Introduction to Mass Storage Device Driver Programming Guide

This document introduces the architecture of the mass storage driver stack and describes how to write in-kernel drivers for mass storage devices and media filter schemes for content on mass storage media. It includes sample code that illustrates how to develop both in-kernel logical unit and protocol services drivers and in-kernel filter-scheme drivers.

Because this book focuses on kernel-resident drivers for mass storage devices that mount file systems or are bootable, it provides only a brief description of application-based drivers for other mass storage devices, such as tape drives. For general information on how to write drivers for such devices, see Accessing Hardware From Applications.

Who Should Read This Document?

You should read this document if you need to support a mass storage device that mounts a file system or is bootable, or if you need to develop a filter-scheme driver.

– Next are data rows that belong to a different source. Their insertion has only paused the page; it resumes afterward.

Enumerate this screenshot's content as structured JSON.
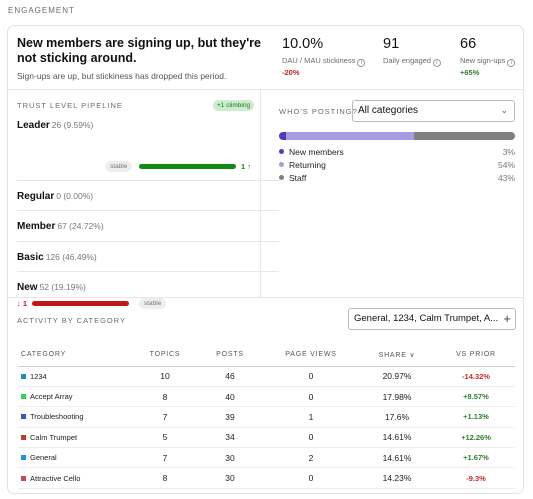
{
  "section_label": "ENGAGEMENT",
  "header": {
    "headline": "New members are signing up, but they're not sticking around.",
    "subline": "Sign-ups are up, but stickiness has dropped this period.",
    "metrics": [
      {
        "value": "10.0%",
        "label": "DAU / MAU stickiness",
        "delta": "-20%",
        "info_icon": "info-icon"
      },
      {
        "value": "91",
        "label": "Daily engaged",
        "delta": "",
        "info_icon": "info-icon"
      },
      {
        "value": "66",
        "label": "New sign-ups",
        "delta": "+65%",
        "info_icon": "info-icon"
      }
    ]
  },
  "trust": {
    "title": "TRUST LEVEL PIPELINE",
    "badge": "+1 climbing",
    "levels": [
      {
        "name": "Leader",
        "count": "26 (9.59%)",
        "tag": "stable",
        "trend": "1 ↑",
        "trend_color": "#138a13"
      },
      {
        "name": "Regular",
        "count": "0 (0.00%)"
      },
      {
        "name": "Member",
        "count": "67 (24.72%)"
      },
      {
        "name": "Basic",
        "count": "126 (46.49%)"
      },
      {
        "name": "New",
        "count": "52 (19.19%)",
        "tag": "stable",
        "trend": "↓ 1",
        "trend_color": "#c0171b"
      }
    ]
  },
  "who": {
    "title": "WHO'S POSTING?",
    "select_value": "All categories",
    "segments": [
      {
        "name": "New members",
        "pct": "3%",
        "value": 3,
        "color": "#4b3fb5"
      },
      {
        "name": "Returning",
        "pct": "54%",
        "value": 54,
        "color": "#a99bdf"
      },
      {
        "name": "Staff",
        "pct": "43%",
        "value": 43,
        "color": "#808080"
      }
    ]
  },
  "activity": {
    "title": "ACTIVITY BY CATEGORY",
    "filter_value": "General, 1234, Calm Trumpet, A...",
    "plus": "+",
    "columns": [
      "CATEGORY",
      "TOPICS",
      "POSTS",
      "PAGE VIEWS",
      "SHARE ∨",
      "VS PRIOR"
    ],
    "rows": [
      {
        "name": "1234",
        "color": "#1d8fbd",
        "topics": "10",
        "posts": "46",
        "views": "0",
        "share": "20.97%",
        "vs": "-14.32%",
        "vs_sign": "neg"
      },
      {
        "name": "Accept Array",
        "color": "#2fd45a",
        "topics": "8",
        "posts": "40",
        "views": "0",
        "share": "17.98%",
        "vs": "+8.57%",
        "vs_sign": "pos"
      },
      {
        "name": "Troubleshooting",
        "color": "#3f58b8",
        "topics": "7",
        "posts": "39",
        "views": "1",
        "share": "17.6%",
        "vs": "+1.13%",
        "vs_sign": "pos"
      },
      {
        "name": "Calm Trumpet",
        "color": "#b24334",
        "topics": "5",
        "posts": "34",
        "views": "0",
        "share": "14.61%",
        "vs": "+12.26%",
        "vs_sign": "pos"
      },
      {
        "name": "General",
        "color": "#2490d8",
        "topics": "7",
        "posts": "30",
        "views": "2",
        "share": "14.61%",
        "vs": "+1.67%",
        "vs_sign": "pos"
      },
      {
        "name": "Attractive Cello",
        "color": "#c34a5a",
        "topics": "8",
        "posts": "30",
        "views": "0",
        "share": "14.23%",
        "vs": "-9.3%",
        "vs_sign": "neg"
      }
    ]
  }
}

Writing drivers for OS X requires the I/O Kit, Apple’s object-oriented framework for driver development. Although this document presents some information on selected I/O Kit principles to provide context for the implementation of the mass storage driver stack, it does not explain these concepts in detail. If you’re not familiar with the I/O Kit, you should read IOKit Fundamentals before reading this document.

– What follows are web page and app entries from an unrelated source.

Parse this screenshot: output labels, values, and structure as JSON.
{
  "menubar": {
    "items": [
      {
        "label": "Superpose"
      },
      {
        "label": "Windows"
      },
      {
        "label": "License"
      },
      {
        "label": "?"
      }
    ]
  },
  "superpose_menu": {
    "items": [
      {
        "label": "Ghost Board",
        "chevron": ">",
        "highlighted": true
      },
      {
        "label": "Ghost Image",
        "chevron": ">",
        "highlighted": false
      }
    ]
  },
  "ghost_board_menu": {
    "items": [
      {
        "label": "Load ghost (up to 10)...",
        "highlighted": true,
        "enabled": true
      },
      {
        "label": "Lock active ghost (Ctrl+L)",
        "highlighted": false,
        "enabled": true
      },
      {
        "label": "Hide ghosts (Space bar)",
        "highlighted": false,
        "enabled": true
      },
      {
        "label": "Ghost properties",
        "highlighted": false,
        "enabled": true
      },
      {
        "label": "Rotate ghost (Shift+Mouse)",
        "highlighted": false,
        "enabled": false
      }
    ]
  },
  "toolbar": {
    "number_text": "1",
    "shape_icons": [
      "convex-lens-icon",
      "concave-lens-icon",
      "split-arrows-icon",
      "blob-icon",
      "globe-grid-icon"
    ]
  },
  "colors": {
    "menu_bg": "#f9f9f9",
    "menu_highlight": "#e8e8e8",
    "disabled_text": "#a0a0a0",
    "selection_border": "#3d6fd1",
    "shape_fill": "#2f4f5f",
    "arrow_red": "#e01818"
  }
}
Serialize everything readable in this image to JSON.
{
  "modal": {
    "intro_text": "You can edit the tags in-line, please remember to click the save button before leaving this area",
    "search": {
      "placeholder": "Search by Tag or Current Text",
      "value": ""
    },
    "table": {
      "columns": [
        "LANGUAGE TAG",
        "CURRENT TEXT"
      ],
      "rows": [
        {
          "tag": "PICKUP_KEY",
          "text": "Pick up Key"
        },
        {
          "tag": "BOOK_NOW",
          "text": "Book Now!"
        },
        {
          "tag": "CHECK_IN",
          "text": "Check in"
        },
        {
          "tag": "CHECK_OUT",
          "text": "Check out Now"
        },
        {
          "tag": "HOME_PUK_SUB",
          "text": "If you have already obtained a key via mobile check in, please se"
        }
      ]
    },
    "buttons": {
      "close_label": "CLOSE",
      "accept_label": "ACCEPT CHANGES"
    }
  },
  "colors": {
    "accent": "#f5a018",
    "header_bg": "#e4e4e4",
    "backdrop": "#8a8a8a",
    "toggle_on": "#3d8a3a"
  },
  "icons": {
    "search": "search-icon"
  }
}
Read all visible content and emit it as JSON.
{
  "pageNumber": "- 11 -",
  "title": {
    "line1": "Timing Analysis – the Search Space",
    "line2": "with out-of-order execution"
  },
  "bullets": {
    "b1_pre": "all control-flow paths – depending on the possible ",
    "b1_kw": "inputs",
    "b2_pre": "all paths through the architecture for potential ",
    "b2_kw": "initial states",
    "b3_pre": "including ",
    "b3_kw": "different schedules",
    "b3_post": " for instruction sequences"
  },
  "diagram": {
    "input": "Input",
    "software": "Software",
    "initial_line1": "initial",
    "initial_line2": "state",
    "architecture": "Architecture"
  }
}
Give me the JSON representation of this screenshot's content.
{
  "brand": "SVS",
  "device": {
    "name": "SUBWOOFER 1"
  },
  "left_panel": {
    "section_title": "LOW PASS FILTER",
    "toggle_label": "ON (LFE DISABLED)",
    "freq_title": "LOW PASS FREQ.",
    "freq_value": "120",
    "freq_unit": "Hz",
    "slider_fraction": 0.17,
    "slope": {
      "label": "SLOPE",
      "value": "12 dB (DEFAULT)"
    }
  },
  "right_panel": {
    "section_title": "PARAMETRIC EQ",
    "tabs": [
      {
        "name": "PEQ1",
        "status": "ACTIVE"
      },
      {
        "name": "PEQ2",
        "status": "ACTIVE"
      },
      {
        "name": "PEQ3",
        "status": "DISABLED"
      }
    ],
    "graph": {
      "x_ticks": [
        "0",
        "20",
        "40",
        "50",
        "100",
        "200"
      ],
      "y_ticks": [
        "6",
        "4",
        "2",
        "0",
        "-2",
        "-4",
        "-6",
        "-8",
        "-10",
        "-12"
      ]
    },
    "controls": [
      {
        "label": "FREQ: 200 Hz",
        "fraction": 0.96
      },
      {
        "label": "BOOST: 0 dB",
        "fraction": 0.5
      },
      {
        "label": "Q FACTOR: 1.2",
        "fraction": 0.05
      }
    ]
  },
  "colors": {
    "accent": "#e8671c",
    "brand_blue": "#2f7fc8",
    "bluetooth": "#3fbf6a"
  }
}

In addition, if you’ve never written an in-kernel device driver for OS X, you should read IOKit Device Driver Design Guidelines to become familiar with driver fundamentals such as driver life cycle and driver matching and loading.

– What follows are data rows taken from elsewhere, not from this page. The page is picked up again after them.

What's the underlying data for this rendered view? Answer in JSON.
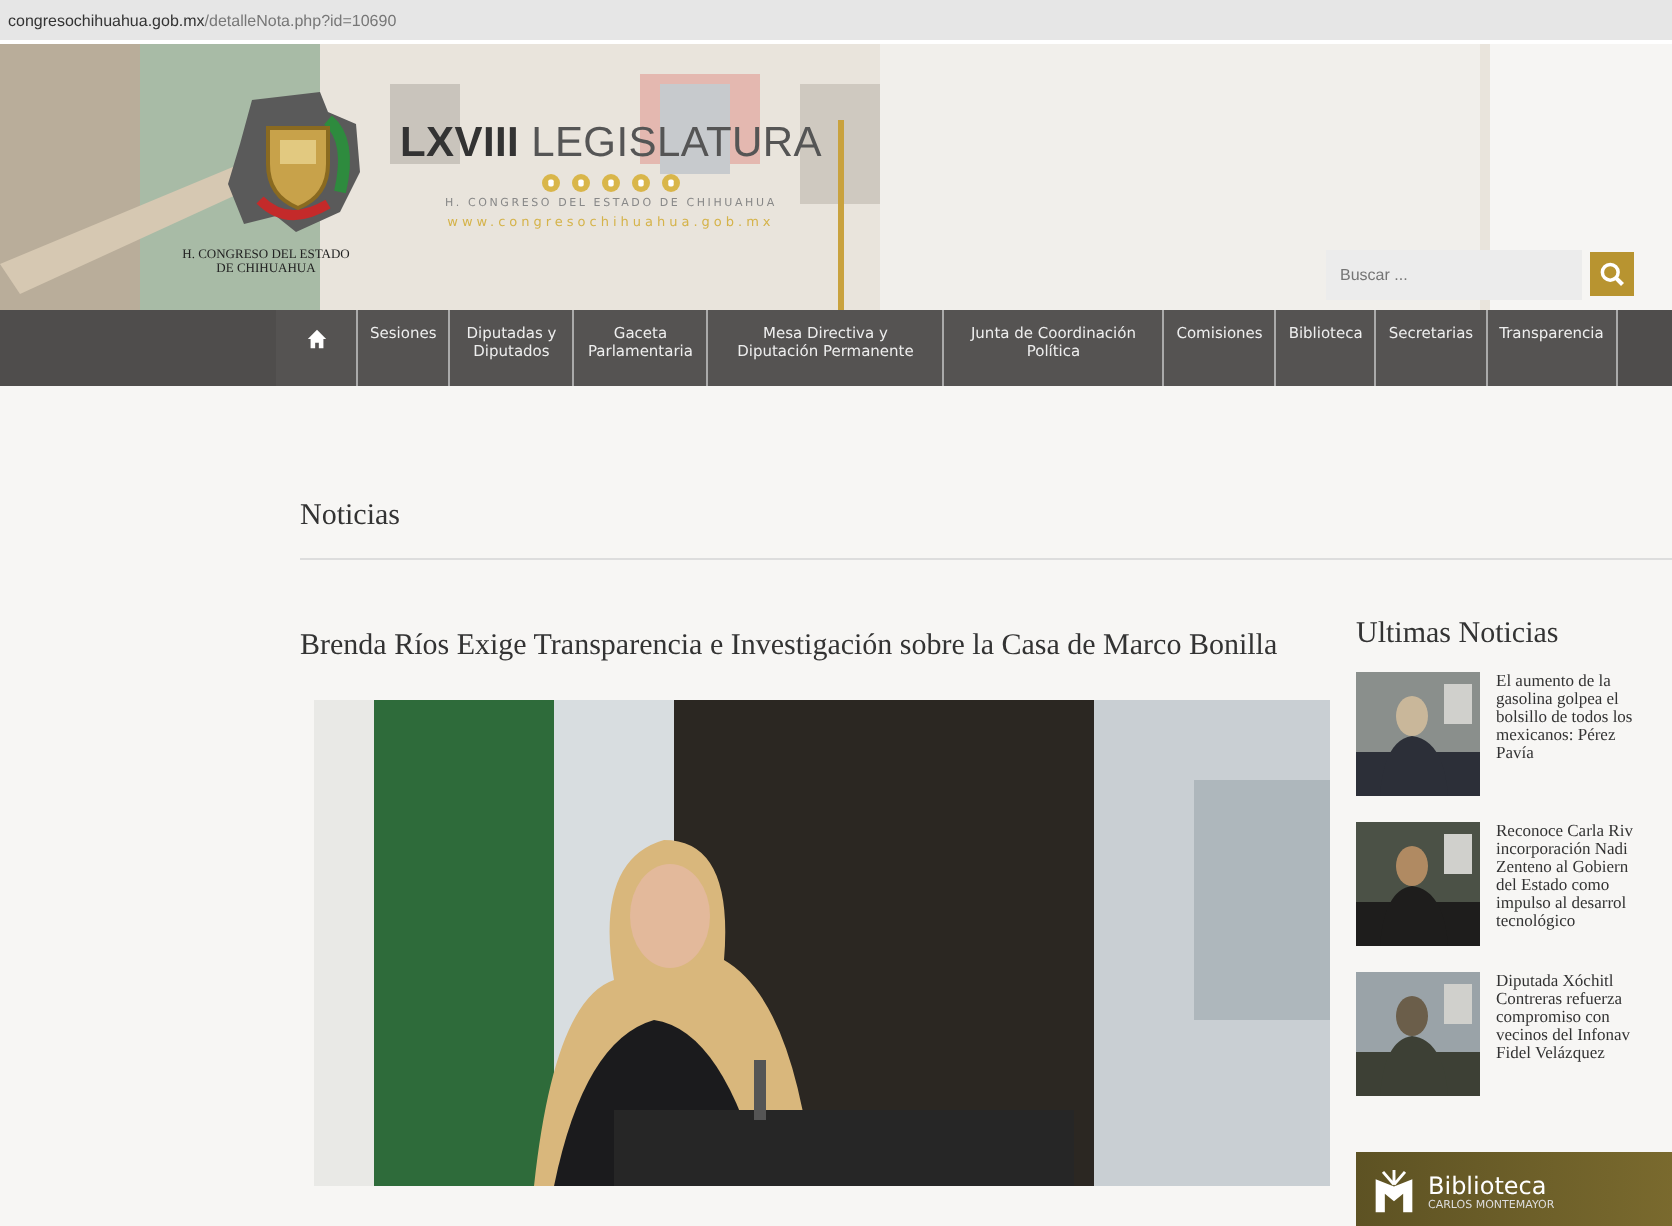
{
  "address_bar": {
    "url": "**congresochihuahua.gob.mx**/detalleNota.php?id=10690"
  },
  "header": {
    "kind": "picture",
    "emblem_caption": [
      "H. CONGRESO DEL ESTADO",
      "DE CHIHUAHUA"
    ],
    "title": "**LXVIII** LEGISLATURA",
    "subtitle": "H. CONGRESO DEL ESTADO DE CHIHUAHUA",
    "website": "www.congresochihuahua.gob.mx",
    "search": {
      "placeholder": "Buscar ..."
    }
  },
  "nav": [
    {
      "kind": "home"
    },
    {
      "kind": "text",
      "label": "Sesiones"
    },
    {
      "kind": "text",
      "label": "Diputadas y Diputados"
    },
    {
      "kind": "text",
      "label": "Gaceta Parlamentaria"
    },
    {
      "kind": "text",
      "label": "Mesa Directiva y Diputación Permanente"
    },
    {
      "kind": "text",
      "label": "Junta de Coordinación Política"
    },
    {
      "kind": "text",
      "label": "Comisiones"
    },
    {
      "kind": "text",
      "label": "Biblioteca"
    },
    {
      "kind": "text",
      "label": "Secretarias"
    },
    {
      "kind": "text",
      "label": "Transparencia"
    }
  ],
  "section_title": "Noticias",
  "article": {
    "title": "Brenda Ríos Exige Transparencia e Investigación sobre la Casa de Marco Bonilla"
  },
  "sidebar": {
    "title": "Ultimas Noticias",
    "items": [
      {
        "title_lines": [
          "El aumento de la",
          "gasolina golpea el",
          "bolsillo de todos los",
          "mexicanos: Pérez",
          "Pavía"
        ]
      },
      {
        "title_lines": [
          "Reconoce Carla Riv",
          "incorporación Nadi",
          "Zenteno al Gobiern",
          "del Estado como",
          "impulso al desarrol",
          "tecnológico"
        ]
      },
      {
        "title_lines": [
          "Diputada Xóchitl",
          "Contreras refuerza",
          "compromiso con",
          "vecinos del Infonav",
          "Fidel Velázquez"
        ]
      }
    ],
    "banner": {
      "title": "Biblioteca",
      "subtitle": "CARLOS MONTEMAYOR"
    }
  }
}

Organization of This Document

This document contains the following chapters:

See Also

The ADC Reference Library contains several documents on device driver development for OS X and numerous sample drivers and applications.

If you're ready to create a universal binary version of your device driver or filter scheme to run in an Intel-based Macintosh, see Universal Binary Programming Guidelines, Second Edition. The Universal Binary Programming Guidelines describes the differences between the Intel and PowerPC architectures and provides tips for developing a universal binary.

The OS X mass storage stack supports mass storage devices that comply with the SCSI Architecture Model SCSI primary commands specification, declare peripheral device types of $00, $05, $07, or $0E, and connect to ATAPI, USB, or FireWire buses. In addition, a USB device must be compliant with the USB mass storage class specification and a FireWire device must be compliant with the FireWire Serial Bus Protocol 2 (SBP-2) specification. The following websites provide more information on these specifications: